§ **WHAT IS BEING ASKED**
Restate every record that follows, keeping it exact.

● ● ● ● ● ● ●

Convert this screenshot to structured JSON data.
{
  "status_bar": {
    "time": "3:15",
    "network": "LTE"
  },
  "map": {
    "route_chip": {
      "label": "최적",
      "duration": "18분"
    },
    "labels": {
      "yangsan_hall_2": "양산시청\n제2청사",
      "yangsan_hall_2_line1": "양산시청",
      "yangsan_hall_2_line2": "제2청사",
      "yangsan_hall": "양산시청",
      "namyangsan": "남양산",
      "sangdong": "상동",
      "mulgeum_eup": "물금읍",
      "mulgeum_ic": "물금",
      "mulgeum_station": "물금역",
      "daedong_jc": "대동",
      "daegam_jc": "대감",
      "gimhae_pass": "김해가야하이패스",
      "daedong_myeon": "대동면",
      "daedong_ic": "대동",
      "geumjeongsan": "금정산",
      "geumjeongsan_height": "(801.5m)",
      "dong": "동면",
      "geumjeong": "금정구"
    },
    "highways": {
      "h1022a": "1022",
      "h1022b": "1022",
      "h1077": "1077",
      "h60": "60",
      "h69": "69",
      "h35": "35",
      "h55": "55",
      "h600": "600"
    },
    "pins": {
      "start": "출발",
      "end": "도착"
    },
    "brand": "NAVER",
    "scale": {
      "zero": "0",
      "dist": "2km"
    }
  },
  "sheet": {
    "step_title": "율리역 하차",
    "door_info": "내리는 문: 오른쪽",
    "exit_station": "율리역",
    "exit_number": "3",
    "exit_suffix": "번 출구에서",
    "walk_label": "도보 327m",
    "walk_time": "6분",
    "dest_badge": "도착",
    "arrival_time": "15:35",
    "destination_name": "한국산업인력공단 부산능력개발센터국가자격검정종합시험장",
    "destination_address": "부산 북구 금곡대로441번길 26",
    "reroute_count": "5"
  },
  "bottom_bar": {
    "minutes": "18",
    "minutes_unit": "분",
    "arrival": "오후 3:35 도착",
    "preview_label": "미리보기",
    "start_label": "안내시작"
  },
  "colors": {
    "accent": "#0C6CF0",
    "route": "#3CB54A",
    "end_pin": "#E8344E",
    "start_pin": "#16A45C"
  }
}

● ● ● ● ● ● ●

§ **SOLUTION BELOW**
Convert this screenshot to structured JSON data.
{
  "status_bar": {
    "time": "3:15",
    "network": "LTE"
  },
  "map": {
    "route_chip": {
      "label": "최적",
      "duration": "18분"
    },
    "labels": {
      "yangsan_hall_2": "양산시청\n제2청사",
      "yangsan_hall_2_line1": "양산시청",
      "yangsan_hall_2_line2": "제2청사",
      "yangsan_hall": "양산시청",
      "namyangsan": "남양산",
      "sangdong": "상동",
      "mulgeum_eup": "물금읍",
      "mulgeum_ic": "물금",
      "mulgeum_station": "물금역",
      "daedong_jc": "대동",
      "daegam_jc": "대감",
      "gimhae_pass": "김해가야하이패스",
      "daedong_myeon": "대동면",
      "daedong_ic": "대동",
      "geumjeongsan": "금정산",
      "geumjeongsan_height": "(801.5m)",
      "dong": "동면",
      "geumjeong": "금정구"
    },
    "highways": {
      "h1022a": "1022",
      "h1022b": "1022",
      "h1077": "1077",
      "h60": "60",
      "h69": "69",
      "h35": "35",
      "h55": "55",
      "h600": "600"
    },
    "pins": {
      "start": "출발",
      "end": "도착"
    },
    "brand": "NAVER",
    "scale": {
      "zero": "0",
      "dist": "2km"
    }
  },
  "sheet": {
    "step_title": "율리역 하차",
    "door_info": "내리는 문: 오른쪽",
    "exit_station": "율리역",
    "exit_number": "3",
    "exit_suffix": "번 출구에서",
    "walk_label": "도보 327m",
    "walk_time": "6분",
    "dest_badge": "도착",
    "arrival_time": "15:35",
    "destination_name": "한국산업인력공단 부산능력개발센터국가자격검정종합시험장",
    "destination_address": "부산 북구 금곡대로441번길 26",
    "reroute_count": "5"
  },
  "bottom_bar": {
    "minutes": "18",
    "minutes_unit": "분",
    "arrival": "오후 3:35 도착",
    "preview_label": "미리보기",
    "start_label": "안내시작"
  },
  "colors": {
    "accent": "#0C6CF0",
    "route": "#3CB54A",
    "end_pin": "#E8344E",
    "start_pin": "#16A45C"
  }
}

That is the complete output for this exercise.